Rabbi David Eliach, who recently passed away, may have been one of the most influential Jewish educators of the 20th century. Aside from his early work in Israel, where he helped pioneer the Bnei Akiva school system, and the 25 years he sat at the helm of the Yeshivah of Flatbush and began the professionalization of Jewish day schools in North America, Rabbi Eliach had a profound influence on hundreds of teachers he taught and personally mentored for more than 50 years.
Here’s one sample of a multi-generational interaction revolving around Rabbi Eliach. I studied with Rabbi Eliach at Yeshiva University’s Azrieli Graduate School in the early 1980s. In a recent professional development program I co-conducted at The Lookstein Center, I overheard a conversation between one of my collaborators running the program – a younger colleague who was mentored by Rabbi Eliach in the early 2000s – and one of his students, now a teacher, who was mentored by Rabbi Eliach when she began teaching more than a decade later. Rabbi Eliach was a profound influence on each of us in our educational practice and thinking. (In a fitting twist, a few years ago I had the honor of teaching and mentoring Rabbi Eliach’s granddaughter as she was studying to be a Jewish educator.)
One of his most lasting educational messages is that the best form of classroom management was a lesson that was intellectually engaging and personally meaningful for the students.
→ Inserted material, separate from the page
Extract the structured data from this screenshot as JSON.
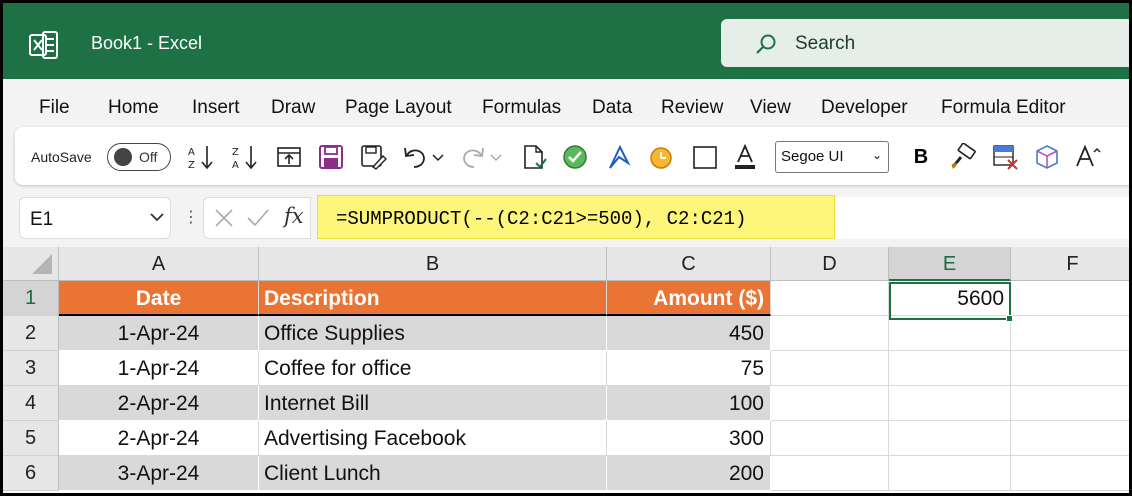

He called this motivation, but it was much more profound than a trick with which to catch the students’ attention. He understood that every student would eventually make choices about what level of Jewish involvement they would have, and that to maximize that, it was essential that their encounter with Jewish texts be one in which they discovered just how deeply those texts touch their lives. When asked what to do with texts in which the teacher could not find meaning, his response was simple – don’t teach those texts.
One conversation I had with him remains with me after 40 years. His graduate school class was very demanding. Each week we had to prepare an imaginary transcript of a class we planned to teach. What would I say or do, how did I expect the students would respond, how would I respond to those students, what would I do if the students didn’t respond as expected, etc. It was labor intensive – it demanded a minimum of four-to-five hours each week to prepare a single lesson plan – and forced us to understand that to teach well we needed to understand our students deeply. One of us would present our lesson in class, after which he would demonstrate a completely different way to present the same material, which was significantly more engaging than anything we prepared, and was seemingly effortless. One day I asked how he could do that, and what I should do if I could not. He looked at me and smiled. “You are young and have energies unique to you. I cannot do the kinds of things that you can, and you should use the energies you have now to do the things that you can. Over the course of time you will learn to do things differently, your repertoire will grow and change. And eventually you will do your own things masterfully and seemingly without effort.”
His sage advice calmed me then and has guided me ever since. His life was transformative for the entire field of Jewish education; the many teachers upon whom his imprint remains are his legacy. May his memory be an inspiration for generations to come.